REQUIREMENT:
Your answer should be every line of the records that contains the word "JSON", copied as it stands.
______________________________
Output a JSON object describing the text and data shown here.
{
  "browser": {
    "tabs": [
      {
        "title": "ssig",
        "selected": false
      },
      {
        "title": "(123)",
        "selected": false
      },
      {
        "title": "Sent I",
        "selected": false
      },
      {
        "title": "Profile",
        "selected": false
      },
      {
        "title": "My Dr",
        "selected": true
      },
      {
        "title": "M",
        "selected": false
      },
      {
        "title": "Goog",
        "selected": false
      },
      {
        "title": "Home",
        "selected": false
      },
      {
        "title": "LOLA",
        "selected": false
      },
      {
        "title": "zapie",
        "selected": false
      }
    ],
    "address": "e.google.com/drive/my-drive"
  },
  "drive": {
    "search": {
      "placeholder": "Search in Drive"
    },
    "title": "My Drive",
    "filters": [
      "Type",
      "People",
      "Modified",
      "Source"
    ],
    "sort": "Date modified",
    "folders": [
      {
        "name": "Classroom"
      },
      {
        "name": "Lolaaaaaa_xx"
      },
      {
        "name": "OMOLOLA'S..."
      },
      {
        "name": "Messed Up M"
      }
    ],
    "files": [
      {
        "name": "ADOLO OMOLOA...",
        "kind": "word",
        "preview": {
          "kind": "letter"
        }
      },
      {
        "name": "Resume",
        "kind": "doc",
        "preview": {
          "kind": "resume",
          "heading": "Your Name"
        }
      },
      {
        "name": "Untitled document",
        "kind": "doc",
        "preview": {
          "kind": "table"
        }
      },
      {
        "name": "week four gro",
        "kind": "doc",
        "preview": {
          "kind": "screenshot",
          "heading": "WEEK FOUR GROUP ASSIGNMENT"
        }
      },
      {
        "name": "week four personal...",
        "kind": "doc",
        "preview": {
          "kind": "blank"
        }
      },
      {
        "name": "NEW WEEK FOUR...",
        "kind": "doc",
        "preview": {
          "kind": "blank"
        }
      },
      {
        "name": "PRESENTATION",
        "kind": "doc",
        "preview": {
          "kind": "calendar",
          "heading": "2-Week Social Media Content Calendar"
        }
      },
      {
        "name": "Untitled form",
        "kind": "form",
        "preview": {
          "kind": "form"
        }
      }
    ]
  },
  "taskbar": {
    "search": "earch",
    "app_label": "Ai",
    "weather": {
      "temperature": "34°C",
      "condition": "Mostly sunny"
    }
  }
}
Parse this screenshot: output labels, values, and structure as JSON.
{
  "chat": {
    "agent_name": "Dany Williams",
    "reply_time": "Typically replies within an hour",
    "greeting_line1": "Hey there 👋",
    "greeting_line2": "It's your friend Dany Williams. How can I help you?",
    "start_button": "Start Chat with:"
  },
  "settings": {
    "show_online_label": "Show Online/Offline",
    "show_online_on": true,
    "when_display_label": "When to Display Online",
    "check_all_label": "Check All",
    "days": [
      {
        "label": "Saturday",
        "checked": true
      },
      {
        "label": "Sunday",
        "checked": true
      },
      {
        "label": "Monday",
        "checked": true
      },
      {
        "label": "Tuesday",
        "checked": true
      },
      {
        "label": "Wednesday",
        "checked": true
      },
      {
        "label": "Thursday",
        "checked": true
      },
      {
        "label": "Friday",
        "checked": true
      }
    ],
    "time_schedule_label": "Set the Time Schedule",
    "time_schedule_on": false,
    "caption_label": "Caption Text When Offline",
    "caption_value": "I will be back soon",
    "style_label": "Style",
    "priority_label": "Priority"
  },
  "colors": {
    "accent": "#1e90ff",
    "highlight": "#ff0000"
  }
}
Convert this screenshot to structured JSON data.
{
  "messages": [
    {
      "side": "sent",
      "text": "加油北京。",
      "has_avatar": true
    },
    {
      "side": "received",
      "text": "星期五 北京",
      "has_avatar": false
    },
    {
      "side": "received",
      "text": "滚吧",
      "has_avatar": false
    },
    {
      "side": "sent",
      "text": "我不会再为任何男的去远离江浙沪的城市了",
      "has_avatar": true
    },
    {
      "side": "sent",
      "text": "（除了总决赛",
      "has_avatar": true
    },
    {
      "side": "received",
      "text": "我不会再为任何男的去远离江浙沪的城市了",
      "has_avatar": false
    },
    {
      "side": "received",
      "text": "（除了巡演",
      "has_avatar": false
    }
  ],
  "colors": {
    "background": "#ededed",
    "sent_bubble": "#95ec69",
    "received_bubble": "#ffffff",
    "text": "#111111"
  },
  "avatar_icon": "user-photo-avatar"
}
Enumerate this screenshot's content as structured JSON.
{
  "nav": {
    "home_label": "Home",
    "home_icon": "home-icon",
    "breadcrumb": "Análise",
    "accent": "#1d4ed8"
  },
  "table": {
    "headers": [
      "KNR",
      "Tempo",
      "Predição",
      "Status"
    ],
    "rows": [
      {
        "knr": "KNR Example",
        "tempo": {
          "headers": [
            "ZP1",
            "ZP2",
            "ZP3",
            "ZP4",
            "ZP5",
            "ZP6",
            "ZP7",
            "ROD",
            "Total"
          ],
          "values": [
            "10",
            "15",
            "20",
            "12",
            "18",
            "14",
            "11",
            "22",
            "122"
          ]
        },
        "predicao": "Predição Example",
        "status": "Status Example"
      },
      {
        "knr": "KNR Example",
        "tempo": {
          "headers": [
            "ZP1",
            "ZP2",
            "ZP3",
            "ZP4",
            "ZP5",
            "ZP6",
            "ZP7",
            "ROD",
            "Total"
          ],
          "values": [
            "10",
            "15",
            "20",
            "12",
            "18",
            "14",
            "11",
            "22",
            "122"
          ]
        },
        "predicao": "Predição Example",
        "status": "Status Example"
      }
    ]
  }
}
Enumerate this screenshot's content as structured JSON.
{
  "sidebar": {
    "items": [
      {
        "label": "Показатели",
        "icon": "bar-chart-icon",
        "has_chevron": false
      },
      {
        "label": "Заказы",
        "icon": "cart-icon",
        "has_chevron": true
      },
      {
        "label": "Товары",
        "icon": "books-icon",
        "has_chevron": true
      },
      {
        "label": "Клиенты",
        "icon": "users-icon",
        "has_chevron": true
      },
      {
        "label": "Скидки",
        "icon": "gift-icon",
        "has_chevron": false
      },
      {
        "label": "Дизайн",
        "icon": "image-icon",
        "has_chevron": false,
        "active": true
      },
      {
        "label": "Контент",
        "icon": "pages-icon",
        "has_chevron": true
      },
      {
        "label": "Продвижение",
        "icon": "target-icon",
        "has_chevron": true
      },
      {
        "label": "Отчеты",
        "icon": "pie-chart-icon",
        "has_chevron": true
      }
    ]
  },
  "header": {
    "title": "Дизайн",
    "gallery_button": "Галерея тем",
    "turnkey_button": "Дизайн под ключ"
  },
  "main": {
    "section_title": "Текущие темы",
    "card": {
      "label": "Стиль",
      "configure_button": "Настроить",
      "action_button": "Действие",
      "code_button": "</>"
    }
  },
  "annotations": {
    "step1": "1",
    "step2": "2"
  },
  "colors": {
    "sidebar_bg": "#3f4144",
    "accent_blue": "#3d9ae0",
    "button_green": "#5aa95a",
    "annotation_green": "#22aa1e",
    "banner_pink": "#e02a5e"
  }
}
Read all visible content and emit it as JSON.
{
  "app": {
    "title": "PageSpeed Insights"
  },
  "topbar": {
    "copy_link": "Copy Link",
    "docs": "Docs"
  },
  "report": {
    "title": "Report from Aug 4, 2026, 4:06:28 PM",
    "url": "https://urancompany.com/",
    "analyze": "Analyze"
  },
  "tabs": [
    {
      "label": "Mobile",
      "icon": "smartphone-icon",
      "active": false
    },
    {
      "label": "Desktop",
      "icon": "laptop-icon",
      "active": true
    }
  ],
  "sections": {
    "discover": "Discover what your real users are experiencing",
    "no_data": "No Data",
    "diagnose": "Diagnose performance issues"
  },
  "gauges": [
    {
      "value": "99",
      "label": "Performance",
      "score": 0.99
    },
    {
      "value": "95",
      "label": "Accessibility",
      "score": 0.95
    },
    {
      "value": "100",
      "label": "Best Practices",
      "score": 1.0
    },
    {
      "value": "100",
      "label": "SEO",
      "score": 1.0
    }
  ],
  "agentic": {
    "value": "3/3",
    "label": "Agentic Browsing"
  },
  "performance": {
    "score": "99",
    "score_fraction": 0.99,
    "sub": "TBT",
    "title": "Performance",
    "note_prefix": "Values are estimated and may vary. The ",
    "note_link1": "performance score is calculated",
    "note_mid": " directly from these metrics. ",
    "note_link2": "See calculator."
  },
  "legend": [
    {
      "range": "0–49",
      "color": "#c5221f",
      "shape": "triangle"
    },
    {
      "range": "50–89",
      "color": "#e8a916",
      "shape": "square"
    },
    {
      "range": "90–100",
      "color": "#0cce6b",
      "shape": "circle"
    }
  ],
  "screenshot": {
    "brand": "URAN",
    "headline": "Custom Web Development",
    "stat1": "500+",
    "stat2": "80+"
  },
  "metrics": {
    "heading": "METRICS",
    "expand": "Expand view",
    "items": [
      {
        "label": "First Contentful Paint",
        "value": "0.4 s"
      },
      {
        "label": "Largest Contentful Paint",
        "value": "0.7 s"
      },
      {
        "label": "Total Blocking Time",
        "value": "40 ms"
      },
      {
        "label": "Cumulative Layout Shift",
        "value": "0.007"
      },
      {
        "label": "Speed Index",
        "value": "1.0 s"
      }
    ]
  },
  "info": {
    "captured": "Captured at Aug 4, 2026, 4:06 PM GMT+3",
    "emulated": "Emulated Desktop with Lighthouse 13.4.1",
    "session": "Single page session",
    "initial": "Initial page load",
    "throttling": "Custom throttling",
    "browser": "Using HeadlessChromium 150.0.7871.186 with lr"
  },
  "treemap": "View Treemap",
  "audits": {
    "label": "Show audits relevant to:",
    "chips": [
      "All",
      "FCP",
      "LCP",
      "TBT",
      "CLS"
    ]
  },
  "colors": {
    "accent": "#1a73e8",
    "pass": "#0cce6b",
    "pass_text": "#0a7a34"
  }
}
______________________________
ANSWER FOR THE TASK:
Output a JSON object describing the text and data shown here.
Parse this screenshot: output labels, values, and structure as JSON.
Convert this screenshot to structured JSON data.
Enumerate this screenshot's content as structured JSON.
Enumerate this screenshot's content as structured JSON.
Read all visible content and emit it as JSON.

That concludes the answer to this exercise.